A newly-built base for Manchester Detachment Royal Marines Reserve (RMR) Merseyside has been formally named after a local hero of the Crimean war during a ceremony attended by two of his great-great-granddaughters and the Commandant General Royal Marines, the most senior Royal Marine in the Service.
The new base, on the site of Haldane Barracks Army Reserve Centre on Eccles New Road, was formally named the Prettyjohns Building after Corporal John Prettyjohns who was awarded the Victoria Cross during the Crimean War and lies buried in Chorlton. During the ceremony a plaque was unveiled by Major General Robert A Magowan CBE, Commandant General Royal Marines, in the presence of Mrs Laura Walsh and Mrs Maria Gibbs, Cpl Prettyjohn’s great-great-granddaughters.
Born in Devon in 1823, John Pethyjohns joined the Marine Light Infantry. Upon enlisting, due to his heavy Devon accent, his name was misunderstood and spelled as Prettyjohns. He remained John Prettyjohns for the rest of his life. During the Crimean War, at the Battle of Inkerman, Cpl Prettyjohns and a party of marines were attacked by a Russian patrol. Low on ammunition, Cpl Prettyjohns seized the leader of the patrol with a ‘West Country wrestling throw’ while his men threw stones at the enemy. As a consequence of his actions he was put forward as the recipient of the Corps’ first Victoria Cross. Cpl Prettyjohns is buried in Chorlton alongside his wife and two daughters.
The Prettyjohns Building is a state-of-the-art training facility which will house Manchester Detachment RMR Merseyside. The project was delivered by the North West of England & the Isle of Man Reserve Forces’ and Cadets’ Association (NW RFCA), the organisation which manages the Reserve and Cadet estate in the region. Begun in August 2015 the project, worth £1.1 million, transformed what was previously a garage into a centre comprising modern office and training facilities across two floors. The detachment also benefit from having dedicated external training facilities including regain and climbing ropes, training wall and troop training shelter. There are currently 39 Royal Marines Reservists from Greater Manchester and seven recruits undergoing training, all of whom will use the facility on a weekly basis.
Maj Gen Robert Magowan said: “It gives me great pleasure to name this new facility in honour of a Corps hero, the first Royal Marine to be awarded the VC, who is buried just a few miles away. It is even more of an honour to do so in the presence of Cpl Prettyjohns’ descendants, Mrs Laura Walsh and Mrs Maria Gibbs.
“The Prettyjohns Building will provide RMR Merseyside with a vital facility, allowing Royal Marines Reservists from across Manchester to train to the exacting standards required of them to deploy alongside their Regular counterparts on operations around the world.”

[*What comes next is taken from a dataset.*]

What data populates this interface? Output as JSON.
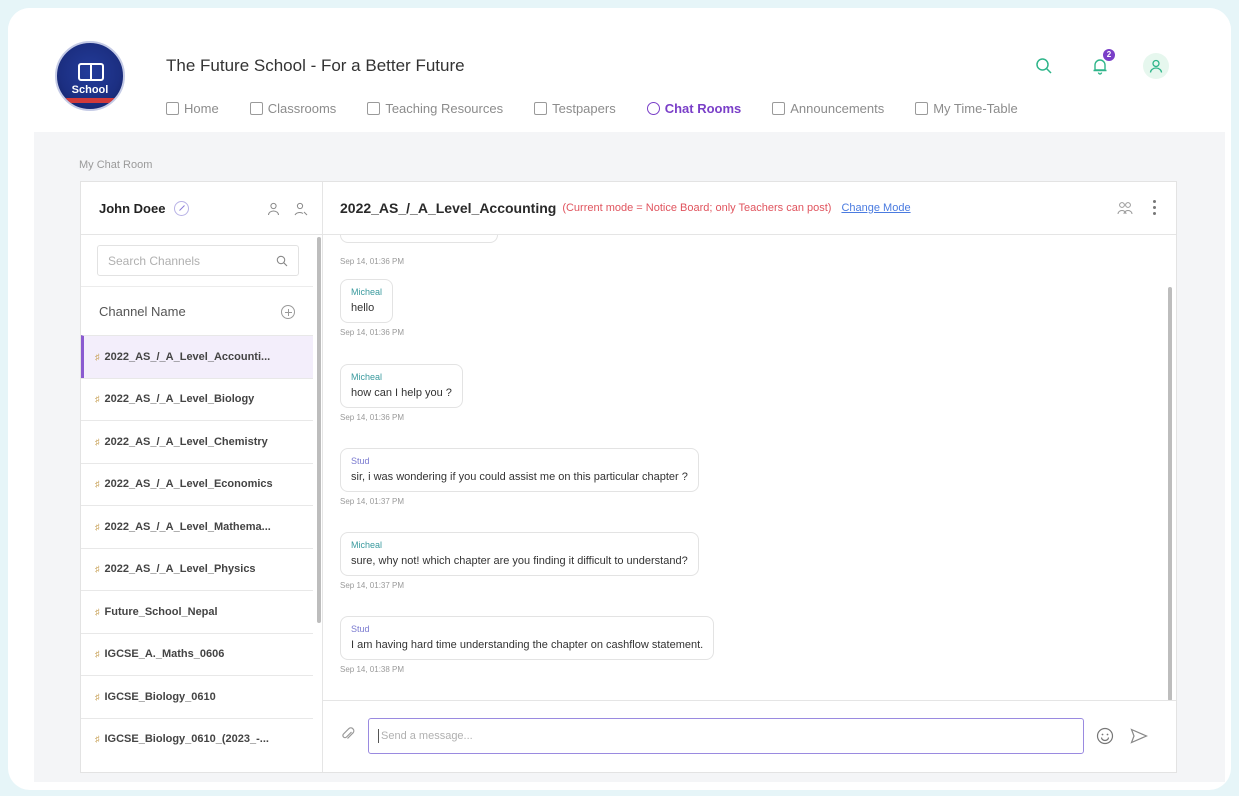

The Royal Marines Reserve comprises an elite group of some 600 people who combine their civilian jobs with serving as part-time, fully trained Commandos. Just like regular Royal Marines Commandos, they learn to deploy their skills in any location, environment and terrain. RMR Merseyside is based in central Liverpool and draws recruits from the North West, North Wales, the Midlands, Yorkshire and the Humber.